Dataset:
== Segment start ==

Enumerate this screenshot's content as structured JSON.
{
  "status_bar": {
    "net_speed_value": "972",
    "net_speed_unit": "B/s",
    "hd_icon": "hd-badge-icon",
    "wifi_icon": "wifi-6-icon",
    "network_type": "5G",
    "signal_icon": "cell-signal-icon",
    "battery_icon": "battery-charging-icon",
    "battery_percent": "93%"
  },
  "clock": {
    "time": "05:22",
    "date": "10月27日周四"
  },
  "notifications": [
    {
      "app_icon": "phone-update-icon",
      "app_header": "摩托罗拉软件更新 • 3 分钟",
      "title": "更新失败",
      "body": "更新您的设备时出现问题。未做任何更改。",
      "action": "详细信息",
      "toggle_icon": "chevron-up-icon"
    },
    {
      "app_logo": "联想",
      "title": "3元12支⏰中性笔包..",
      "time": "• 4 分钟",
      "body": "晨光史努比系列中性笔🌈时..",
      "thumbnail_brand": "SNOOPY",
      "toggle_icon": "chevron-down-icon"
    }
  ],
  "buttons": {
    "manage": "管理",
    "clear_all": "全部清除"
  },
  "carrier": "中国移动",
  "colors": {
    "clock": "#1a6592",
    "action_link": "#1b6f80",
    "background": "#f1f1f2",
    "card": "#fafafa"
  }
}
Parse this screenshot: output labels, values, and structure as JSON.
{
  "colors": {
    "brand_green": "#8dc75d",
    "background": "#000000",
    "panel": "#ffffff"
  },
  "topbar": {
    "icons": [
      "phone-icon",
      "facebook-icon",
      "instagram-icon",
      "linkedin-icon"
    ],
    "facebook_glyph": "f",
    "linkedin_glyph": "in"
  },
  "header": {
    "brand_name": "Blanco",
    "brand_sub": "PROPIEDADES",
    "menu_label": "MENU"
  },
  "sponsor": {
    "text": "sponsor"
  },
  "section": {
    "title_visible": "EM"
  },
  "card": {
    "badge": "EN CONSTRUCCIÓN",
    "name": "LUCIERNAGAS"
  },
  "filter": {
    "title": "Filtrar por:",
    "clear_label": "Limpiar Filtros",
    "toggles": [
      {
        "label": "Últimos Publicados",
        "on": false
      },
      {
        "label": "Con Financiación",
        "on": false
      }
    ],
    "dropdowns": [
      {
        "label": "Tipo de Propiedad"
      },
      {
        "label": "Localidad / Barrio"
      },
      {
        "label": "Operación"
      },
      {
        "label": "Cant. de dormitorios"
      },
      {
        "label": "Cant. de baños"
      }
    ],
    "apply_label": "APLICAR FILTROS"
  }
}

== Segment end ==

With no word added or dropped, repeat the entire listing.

Enumerate this screenshot's content as structured JSON.
{
  "status_bar": {
    "net_speed_value": "972",
    "net_speed_unit": "B/s",
    "hd_icon": "hd-badge-icon",
    "wifi_icon": "wifi-6-icon",
    "network_type": "5G",
    "signal_icon": "cell-signal-icon",
    "battery_icon": "battery-charging-icon",
    "battery_percent": "93%"
  },
  "clock": {
    "time": "05:22",
    "date": "10月27日周四"
  },
  "notifications": [
    {
      "app_icon": "phone-update-icon",
      "app_header": "摩托罗拉软件更新 • 3 分钟",
      "title": "更新失败",
      "body": "更新您的设备时出现问题。未做任何更改。",
      "action": "详细信息",
      "toggle_icon": "chevron-up-icon"
    },
    {
      "app_logo": "联想",
      "title": "3元12支⏰中性笔包..",
      "time": "• 4 分钟",
      "body": "晨光史努比系列中性笔🌈时..",
      "thumbnail_brand": "SNOOPY",
      "toggle_icon": "chevron-down-icon"
    }
  ],
  "buttons": {
    "manage": "管理",
    "clear_all": "全部清除"
  },
  "carrier": "中国移动",
  "colors": {
    "clock": "#1a6592",
    "action_link": "#1b6f80",
    "background": "#f1f1f2",
    "card": "#fafafa"
  }
}
Parse this screenshot: output labels, values, and structure as JSON.
{
  "colors": {
    "brand_green": "#8dc75d",
    "background": "#000000",
    "panel": "#ffffff"
  },
  "topbar": {
    "icons": [
      "phone-icon",
      "facebook-icon",
      "instagram-icon",
      "linkedin-icon"
    ],
    "facebook_glyph": "f",
    "linkedin_glyph": "in"
  },
  "header": {
    "brand_name": "Blanco",
    "brand_sub": "PROPIEDADES",
    "menu_label": "MENU"
  },
  "sponsor": {
    "text": "sponsor"
  },
  "section": {
    "title_visible": "EM"
  },
  "card": {
    "badge": "EN CONSTRUCCIÓN",
    "name": "LUCIERNAGAS"
  },
  "filter": {
    "title": "Filtrar por:",
    "clear_label": "Limpiar Filtros",
    "toggles": [
      {
        "label": "Últimos Publicados",
        "on": false
      },
      {
        "label": "Con Financiación",
        "on": false
      }
    ],
    "dropdowns": [
      {
        "label": "Tipo de Propiedad"
      },
      {
        "label": "Localidad / Barrio"
      },
      {
        "label": "Operación"
      },
      {
        "label": "Cant. de dormitorios"
      },
      {
        "label": "Cant. de baños"
      }
    ],
    "apply_label": "APLICAR FILTROS"
  }
}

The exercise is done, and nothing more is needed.